Top of Data supplied

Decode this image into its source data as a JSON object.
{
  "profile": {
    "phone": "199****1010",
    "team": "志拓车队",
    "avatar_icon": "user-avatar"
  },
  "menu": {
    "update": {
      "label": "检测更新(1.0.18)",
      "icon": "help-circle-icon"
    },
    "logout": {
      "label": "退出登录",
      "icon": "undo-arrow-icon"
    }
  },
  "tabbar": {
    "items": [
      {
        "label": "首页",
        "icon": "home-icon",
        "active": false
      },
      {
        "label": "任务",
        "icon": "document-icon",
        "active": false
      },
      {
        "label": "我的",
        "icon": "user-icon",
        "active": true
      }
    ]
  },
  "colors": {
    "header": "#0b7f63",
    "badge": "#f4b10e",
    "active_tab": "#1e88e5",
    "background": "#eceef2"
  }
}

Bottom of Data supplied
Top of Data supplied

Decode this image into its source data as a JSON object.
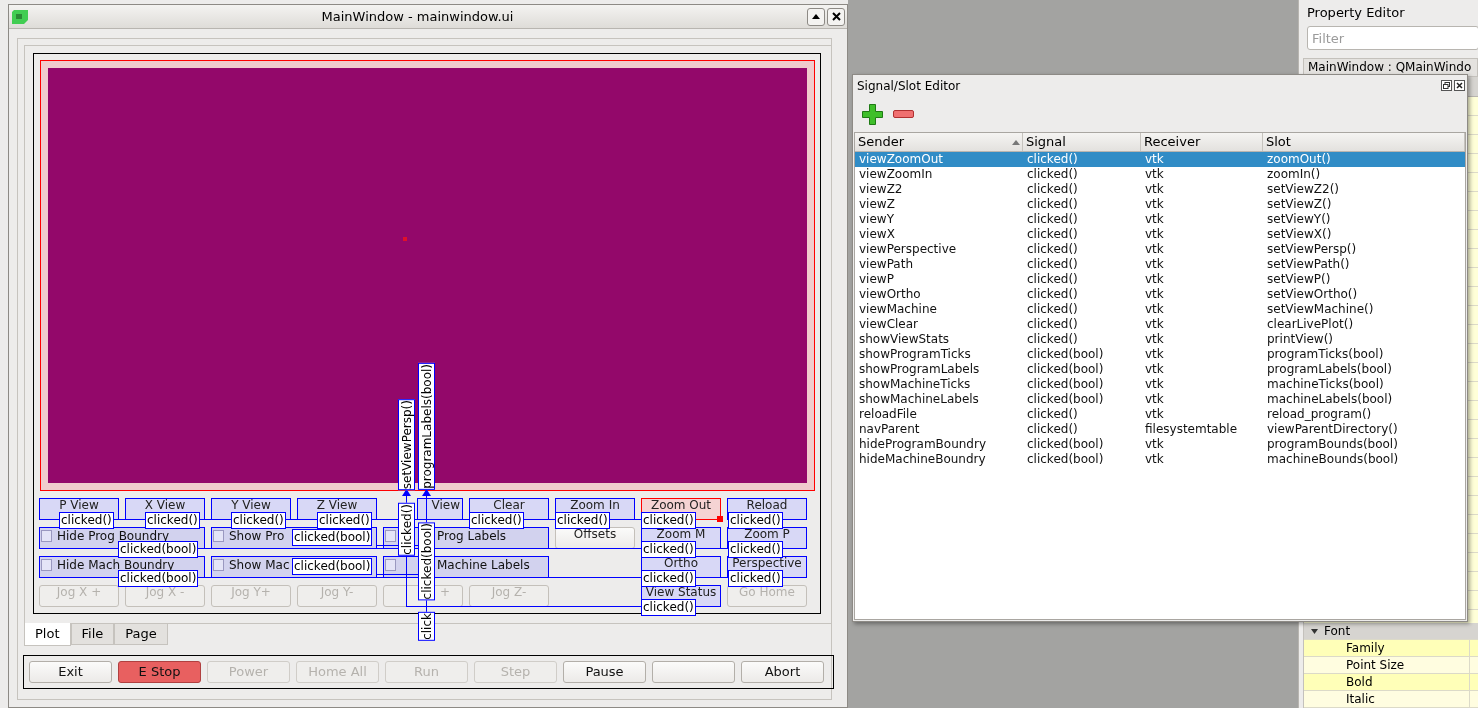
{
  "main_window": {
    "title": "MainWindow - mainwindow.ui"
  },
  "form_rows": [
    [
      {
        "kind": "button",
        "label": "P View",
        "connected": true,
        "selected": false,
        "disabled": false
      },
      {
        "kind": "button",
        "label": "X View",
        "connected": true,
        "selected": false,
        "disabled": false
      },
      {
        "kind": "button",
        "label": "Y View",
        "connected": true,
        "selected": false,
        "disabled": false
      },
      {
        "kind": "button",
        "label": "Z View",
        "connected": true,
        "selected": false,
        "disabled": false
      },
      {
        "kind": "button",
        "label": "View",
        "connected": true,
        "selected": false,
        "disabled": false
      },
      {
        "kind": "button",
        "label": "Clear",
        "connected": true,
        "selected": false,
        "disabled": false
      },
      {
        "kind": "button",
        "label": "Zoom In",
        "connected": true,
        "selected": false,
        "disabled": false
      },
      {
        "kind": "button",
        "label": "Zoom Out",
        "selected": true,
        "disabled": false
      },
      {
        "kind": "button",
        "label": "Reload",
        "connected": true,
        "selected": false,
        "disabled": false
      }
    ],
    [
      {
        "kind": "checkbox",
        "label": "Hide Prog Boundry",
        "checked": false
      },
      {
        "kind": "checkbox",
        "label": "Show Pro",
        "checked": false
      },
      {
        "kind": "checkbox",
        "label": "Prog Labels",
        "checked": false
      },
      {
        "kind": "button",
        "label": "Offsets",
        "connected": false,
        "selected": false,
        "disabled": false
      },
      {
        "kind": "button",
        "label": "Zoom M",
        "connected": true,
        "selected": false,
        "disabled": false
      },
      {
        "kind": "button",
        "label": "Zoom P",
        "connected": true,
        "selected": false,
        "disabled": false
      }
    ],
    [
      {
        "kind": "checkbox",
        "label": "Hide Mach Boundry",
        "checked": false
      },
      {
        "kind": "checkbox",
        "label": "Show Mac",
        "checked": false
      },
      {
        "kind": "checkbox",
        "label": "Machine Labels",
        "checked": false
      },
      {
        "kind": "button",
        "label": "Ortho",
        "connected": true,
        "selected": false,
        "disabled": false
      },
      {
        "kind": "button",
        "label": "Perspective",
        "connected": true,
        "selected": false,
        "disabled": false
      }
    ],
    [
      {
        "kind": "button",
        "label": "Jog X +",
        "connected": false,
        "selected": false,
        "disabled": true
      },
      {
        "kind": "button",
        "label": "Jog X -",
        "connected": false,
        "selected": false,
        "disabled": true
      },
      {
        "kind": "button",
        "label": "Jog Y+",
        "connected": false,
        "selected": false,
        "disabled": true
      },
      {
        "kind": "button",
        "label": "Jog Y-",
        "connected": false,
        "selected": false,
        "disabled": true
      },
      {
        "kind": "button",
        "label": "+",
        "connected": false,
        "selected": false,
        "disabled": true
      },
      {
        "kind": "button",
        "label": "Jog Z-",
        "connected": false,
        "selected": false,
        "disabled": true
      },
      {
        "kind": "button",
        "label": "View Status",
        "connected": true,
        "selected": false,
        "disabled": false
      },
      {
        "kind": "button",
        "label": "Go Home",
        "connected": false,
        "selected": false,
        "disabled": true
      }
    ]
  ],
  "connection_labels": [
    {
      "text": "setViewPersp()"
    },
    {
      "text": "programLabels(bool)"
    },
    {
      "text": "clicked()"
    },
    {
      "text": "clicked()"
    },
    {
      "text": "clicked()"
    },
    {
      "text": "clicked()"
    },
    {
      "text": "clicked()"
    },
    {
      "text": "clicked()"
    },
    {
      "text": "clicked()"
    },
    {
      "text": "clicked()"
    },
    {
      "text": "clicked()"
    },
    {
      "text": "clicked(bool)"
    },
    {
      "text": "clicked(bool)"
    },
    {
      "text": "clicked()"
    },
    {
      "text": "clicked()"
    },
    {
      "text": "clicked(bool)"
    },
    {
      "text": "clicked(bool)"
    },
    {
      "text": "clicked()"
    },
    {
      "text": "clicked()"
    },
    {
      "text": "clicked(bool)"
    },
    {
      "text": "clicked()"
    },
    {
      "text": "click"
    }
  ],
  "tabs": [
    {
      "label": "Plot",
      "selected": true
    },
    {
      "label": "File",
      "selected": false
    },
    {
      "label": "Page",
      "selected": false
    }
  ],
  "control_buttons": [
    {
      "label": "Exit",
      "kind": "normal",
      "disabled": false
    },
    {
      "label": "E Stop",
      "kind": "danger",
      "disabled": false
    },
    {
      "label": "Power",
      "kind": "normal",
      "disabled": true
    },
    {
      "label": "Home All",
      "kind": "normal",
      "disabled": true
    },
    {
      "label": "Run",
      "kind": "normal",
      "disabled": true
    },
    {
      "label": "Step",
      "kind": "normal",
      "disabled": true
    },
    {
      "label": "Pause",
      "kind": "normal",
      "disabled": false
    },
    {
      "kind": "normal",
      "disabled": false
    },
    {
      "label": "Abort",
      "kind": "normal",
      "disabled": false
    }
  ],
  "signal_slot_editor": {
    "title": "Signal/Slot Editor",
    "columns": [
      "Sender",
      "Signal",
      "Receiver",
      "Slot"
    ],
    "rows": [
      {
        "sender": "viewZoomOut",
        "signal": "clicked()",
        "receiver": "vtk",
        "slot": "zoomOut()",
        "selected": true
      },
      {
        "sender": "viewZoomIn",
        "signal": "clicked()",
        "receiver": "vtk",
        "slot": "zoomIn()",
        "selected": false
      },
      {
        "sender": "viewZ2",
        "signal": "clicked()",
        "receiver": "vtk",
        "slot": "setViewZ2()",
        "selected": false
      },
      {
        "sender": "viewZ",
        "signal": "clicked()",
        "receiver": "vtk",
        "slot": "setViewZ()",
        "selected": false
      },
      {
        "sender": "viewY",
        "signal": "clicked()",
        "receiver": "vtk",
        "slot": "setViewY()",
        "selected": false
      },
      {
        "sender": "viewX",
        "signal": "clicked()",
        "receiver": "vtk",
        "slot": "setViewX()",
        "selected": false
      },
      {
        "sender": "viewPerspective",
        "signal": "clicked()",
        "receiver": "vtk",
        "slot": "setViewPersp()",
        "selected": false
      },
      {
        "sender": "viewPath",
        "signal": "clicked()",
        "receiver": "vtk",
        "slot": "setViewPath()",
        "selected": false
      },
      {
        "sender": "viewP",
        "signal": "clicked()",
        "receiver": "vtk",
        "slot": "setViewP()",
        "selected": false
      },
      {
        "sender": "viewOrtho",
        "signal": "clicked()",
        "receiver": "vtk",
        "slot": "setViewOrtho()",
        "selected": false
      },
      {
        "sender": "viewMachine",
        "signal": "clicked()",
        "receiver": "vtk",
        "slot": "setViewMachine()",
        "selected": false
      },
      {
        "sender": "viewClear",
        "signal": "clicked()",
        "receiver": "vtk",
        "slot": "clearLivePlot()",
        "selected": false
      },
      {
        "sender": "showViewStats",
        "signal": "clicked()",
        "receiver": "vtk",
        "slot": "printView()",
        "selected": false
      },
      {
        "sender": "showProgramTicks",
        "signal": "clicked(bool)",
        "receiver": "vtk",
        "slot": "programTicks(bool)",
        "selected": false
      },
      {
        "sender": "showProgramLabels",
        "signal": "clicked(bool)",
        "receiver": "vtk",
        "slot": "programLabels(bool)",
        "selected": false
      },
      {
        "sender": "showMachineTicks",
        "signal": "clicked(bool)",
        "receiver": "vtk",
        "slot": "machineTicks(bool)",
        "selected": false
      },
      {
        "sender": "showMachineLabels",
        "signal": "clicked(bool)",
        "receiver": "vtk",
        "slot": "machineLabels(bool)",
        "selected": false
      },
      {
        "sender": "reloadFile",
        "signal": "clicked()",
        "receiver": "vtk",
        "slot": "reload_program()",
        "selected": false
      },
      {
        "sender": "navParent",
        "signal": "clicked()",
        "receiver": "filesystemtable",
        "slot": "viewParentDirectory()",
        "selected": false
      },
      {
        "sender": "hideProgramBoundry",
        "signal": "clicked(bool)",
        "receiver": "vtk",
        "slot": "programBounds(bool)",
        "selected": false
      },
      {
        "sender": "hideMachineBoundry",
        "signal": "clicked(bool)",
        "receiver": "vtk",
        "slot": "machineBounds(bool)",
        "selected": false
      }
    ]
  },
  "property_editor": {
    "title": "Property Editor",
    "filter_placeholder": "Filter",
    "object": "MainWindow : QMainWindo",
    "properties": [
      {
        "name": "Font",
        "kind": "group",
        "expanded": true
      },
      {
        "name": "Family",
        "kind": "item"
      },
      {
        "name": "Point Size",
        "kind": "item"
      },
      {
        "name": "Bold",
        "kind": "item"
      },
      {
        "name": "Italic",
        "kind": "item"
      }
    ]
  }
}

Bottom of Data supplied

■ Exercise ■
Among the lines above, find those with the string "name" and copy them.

■ Response to this task ■
        "name": "Font",
        "name": "Family",
        "name": "Point Size",
        "name": "Bold",
        "name": "Italic",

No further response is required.